First sessions are all about building rapport and understanding what you are wanting from your counselling experience. If it turns out that you are interested in EMDR, then what I'll share during this article may be of interest to you!
Please know that no therapy is one size fits all. There are many layers and approaches in counselling psychology and to the complex experiences people have. This information is intended to introduce you to EMDR therapy to inform your expectations prior to starting counselling.
First EMDR Session: Building Trust and Understanding
The initial session of EMDR therapy focuses on building a strong therapeutic alliance between you and your therapist. (Therapeutic alliance refers to the collaborative and trusting relationship between counsellor and client. A strong therapeutic alliance facilitates open and honest communication, ensures clients feel safe, supported, and understood, which in turn enhances the therapeutic process and outcomes.)
First Sessions May Look Like:
History gathering: Exploring your background, any trauma experiences, past and current symptoms. Sometimes a symptom checklist is included (such as the PCL-5 for exploring symptoms of post-traumatic stress, or the HADS for exploring symptoms of anxiety and depression). This information is important as it ensures your counselling experience is tailored to your specific needs and goals - you are in charge of sharing what feels comfortable to you.
All of this information informs my case conceptualization: my understanding of your history, presenting issues, and trauma experiences you've gone through. It includes your emotional, cognitive, and somatic responses to trauma, and any potential challenges that may arise during the process of therapy. It's this understanding that I use to formulate that tailored approach to address your unique needs and goals
Discussion of EMDR: We will talk about the process of EMDR, how it can help, and how we can use it for both emotion regulation skills building and trauma processing. This is a great opportunity to ask questions and have a demonstration of the bilateral stimulation (using the Theratap device).
Feeling safe, heard, and comfortable with your therapist and within the therapeutic environment is crucial. I strive to provide a rationale for all the therapeutic approaches I use, maintain transparency with the questions I ask, and build in emotion regulation to better ensure you are prepared for future sessions.
Treatment Plan: And lastly, we will collaboratively come up with a treatment plan that focuses on your goals and needs for counselling - this essentially sets the stage for what to expect during each session.

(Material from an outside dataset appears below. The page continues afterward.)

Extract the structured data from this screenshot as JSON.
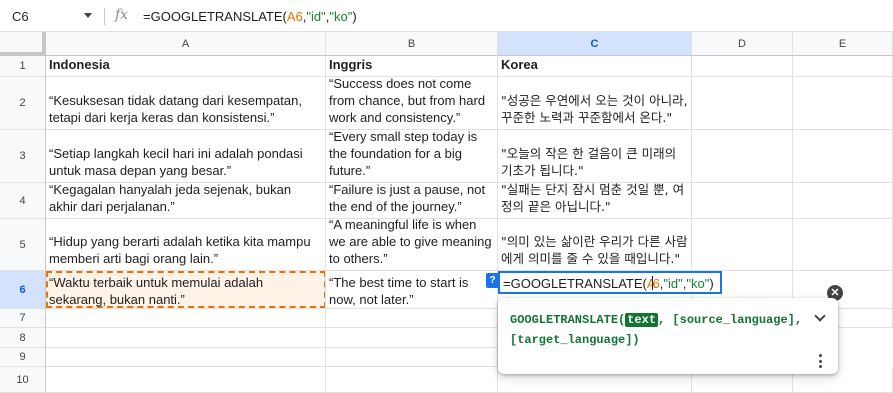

But, please know that life happens. While we may have a set treatment plan, we can work with it flexibly if life throws you something unexpected. Your sessions are yours - so I will always ask what you want to focus on to explore any thing that may have changed since your previous session, rather than making assumptions.
Once the foundation is laid in the initial session, subsequent EMDR sessions typically follow a structured process that includes the following phases:

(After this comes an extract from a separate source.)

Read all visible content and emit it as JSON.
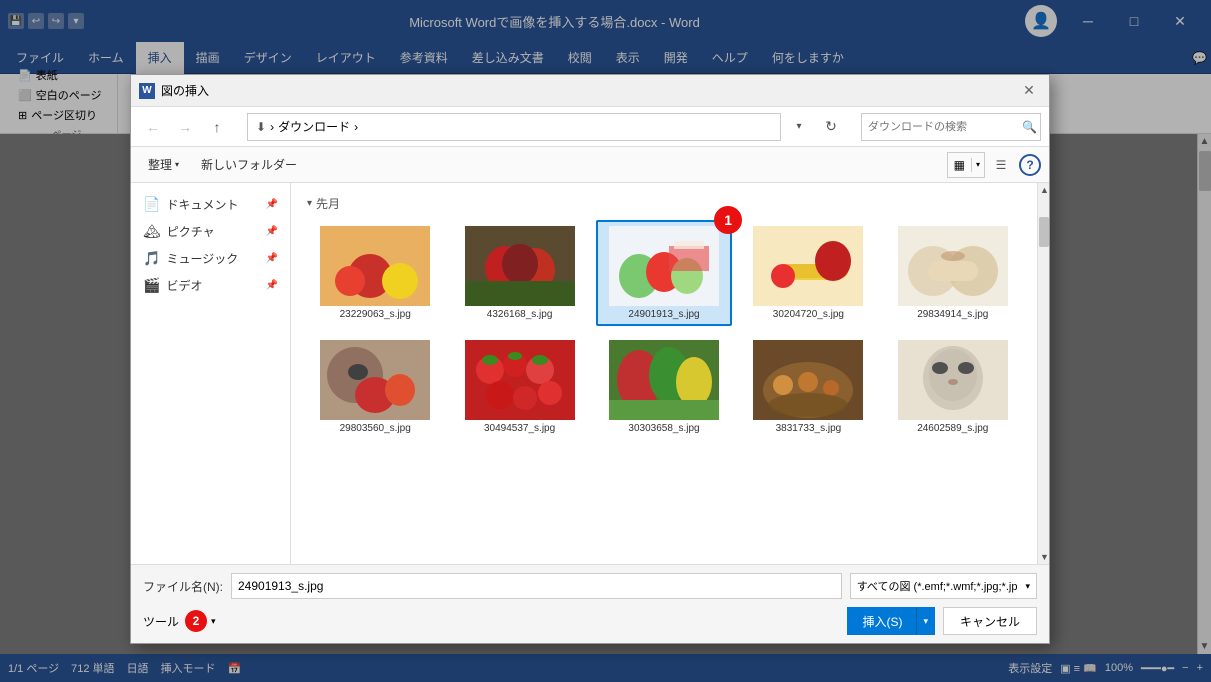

Preparation: Before delving into trauma processing, we will work on enhancing your emotion regulation skills. This phase ensures that you are equipped to handle the intense emotions that may arise during EMDR.
Desensitization: This is the heart of EMDR therapy, where we collaborative choose a starting point, and work on trauma processing. I will be your steady guide during the reprocessing of these memories, utilizing bilateral stimulation (eye movements, sounds, or tactile sensations using the Thera-tap device), working towards desensitizing the emotional charge associated with them.
Installation: As the emotional distress linked to the traumatic memories decreases, you'll work on installing positive beliefs and self-perceptions to replace the negative ones that may have developed as a result of the trauma.
Body Scan: In some cases, you may engage in a body scan to address any lingering physical sensations related to the trauma. I talk more about this in a moment (see below...)
Closure: Each session concludes with a focus on emotional containment, grounding, and debriefing. I often offer a home practice strategy so you can continue practicing the resourcing imagery or positive belief.
Reevaluation: Our next session typically beings with a re-evaluation of what we had worked on in the previous session. It's a way of assessing progress to see if additional work is needed on that experience to further you in moving towards your goals.
A Key Feature of EMDR: Tracking the Felt Sense of Emotion
One significant difference between EMDR therapy and traditional talk therapy is how they approach the tracking of the felt sense of emotion. In traditional talk therapy, clients often describe their emotions verbally, sharing their thoughts and feelings with their therapist through conversation. In contrast, EMDR therapy places a strong emphasis on tracking the felt sense of emotion. In EMDR, you will be encouraged and guided in connecting with the bodily sensations and emotions you experience while revisiting traumatic memories. This non-verbal tracking allows for a deeper exploration of emotional experiences, which can lead to profound insights and healing.
In summary, please know that EMDR is a highly individualized approach, with many different protocols for different experiences, all of which are tailored to your unique needs and experiences. And, in life, progress may not always be linear; it's normal to have ups and downs throughout the therapy process. The key is having a trusting therapeutic alliance where we can discuss these ups and downs and continually be modifying your treatment plan to ensure your needs for therapy are met.
Patience and self-compassion are key. Healing from trauma takes time, and EMDR is a tool that can help facilitate that process.
Susan Guttridge is a trauma-informed Master level Counsellor with the clinical designation of Canadian Certified Counsellor (CCPA). She has 20+ years experience providing individual and group therapy.